Sauerkraut is one of the best and easiest ways to increase probiotics in your food. We've all heard about probiotics: beneficial bacteria for your gut. Let's explore where they come from and why you should be striving to include them in your everyday meals.
Where do these probiotics come from?
There are a variety of bacteria present on the surface of all vegetables (actually, on most things). The process of lacto-fermentation creates an environment where the beneficial bacteria, Lactobacilli, can feed off of the carbohydrates in the vegetables to preserve and proliferate causing the "harmful" bacteria to die off because the lactic acid environment that's created is a poor environment for their survival. For lacto-fermentation, you can use salt or whey (the liquid from active yoghurt). In this recipe we will use salt, so be sure not to omit it!
Why are probiotics important?
With the many modern lifestyle factors present today, there are a lot of reasons why many of us struggle with maintaining a healthy digestive tract. Some of the many factors include antibiotic use, toxic exposures (like heavy metals or pesticides), SAD (Standard American Diet), C-section births and a lack of breastfeeding. All of these can kill off bacteria found in our GI tracts, good and bad, often leading to symptoms or conditions like diarrhea, constipation, dysbiosis, IBS, and GAPS. This is why it is so important to replenish our gut microbiome with beneficial bacteria to help balance our flora and improve our bowel movements (don't be embarrassed, I'm a nutritionist; I can talk about poop all day).
Need a kickstart to your fermentation endeavors? You can schedule a cooking demonstration with me by email if you live on the Eastside of King County, WA.

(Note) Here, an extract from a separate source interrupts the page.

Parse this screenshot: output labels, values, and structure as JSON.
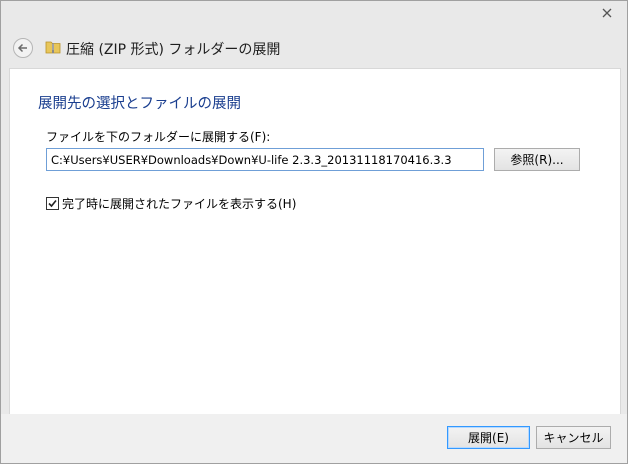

Probiotic Indian-Spiced Sauerkraut
I've made this recipe once before and it is by far my husband's favorite. We eat this as a side or condiment to complement a main dish, on top of a salad, or just by itself as a snack. The variety of spices provide some added vitality and bioactive compounds where you may not find a place in your diet to squeeze them in elsewhere. This recipe can be made as a simple sauerkraut by omitting the spices, onion and garlic.
Yield: 3 quarts
Preparation time: 30 minutes +1-2 weeks of fermentation
- 2 medium heads of fresh cabbage (green or purple), about 2 pounds
- 1/2 yellow onion, thinly sliced
- 3 cloves fresh garlic
- 3 pods cardamom
- 1 inch knob of fresh ginger, grated
- 1/2 teaspoon of each: whole coriander seed, fennel seeds, fenugreek seeds, turmeric powder, curry powder
- 1/4 teaspoon of each: garam masala, black peppercorns, cumin seeds
- 1 tablespoon sea salt
- Cut each head of cabbage in half and remove the core with your knife. Save some outer leaves to cover your sauerkraut in the end.
- Using a mandolin or a sharp knife, slice the head of cabbage into thin pieces. The thinner they are, the faster they will ferment.
- As you add the cabbage to the bowl, sprinkle a little salt and massage to coat the cabbage.
- Once all the cabbage is in the bowl, sprinkle the rest of the salt and massage until the juices are released.* This may take 5-10 minutes.
- Add the onion, garlic, and spices and massage for 30 seconds or until fully coated.
- Stuff the mixture into your mason jars and fill 3/4 of the way. Cover with the cabbage leaf you set aside. Pack it down until the juices rise above the mixture.
- Cover tightly with a lid and store for at least 1 week, checking about every two days to make sure the sauerkraut is still underneath the brine since fermentation causes it to expand. The longer it ferments, the more probiotic and less crunchy it will be. After 2 weeks, move it to the refrigerator to prevent further fermentation.**
- Once the sauerkraut has reached a desirable consistency, enjoy! Be sure to keep it away from heat as the probiotics will no longer be available.
*Note: If you have an older head of cabbage, you may need to add some salt water to have enough brine. Mix 1 warm cup of water with 1/2 tablespoon salt and dissolve.
**Note: In colder months, it will take longer to ferment since cold temperatures slow the proliferation of bacteria.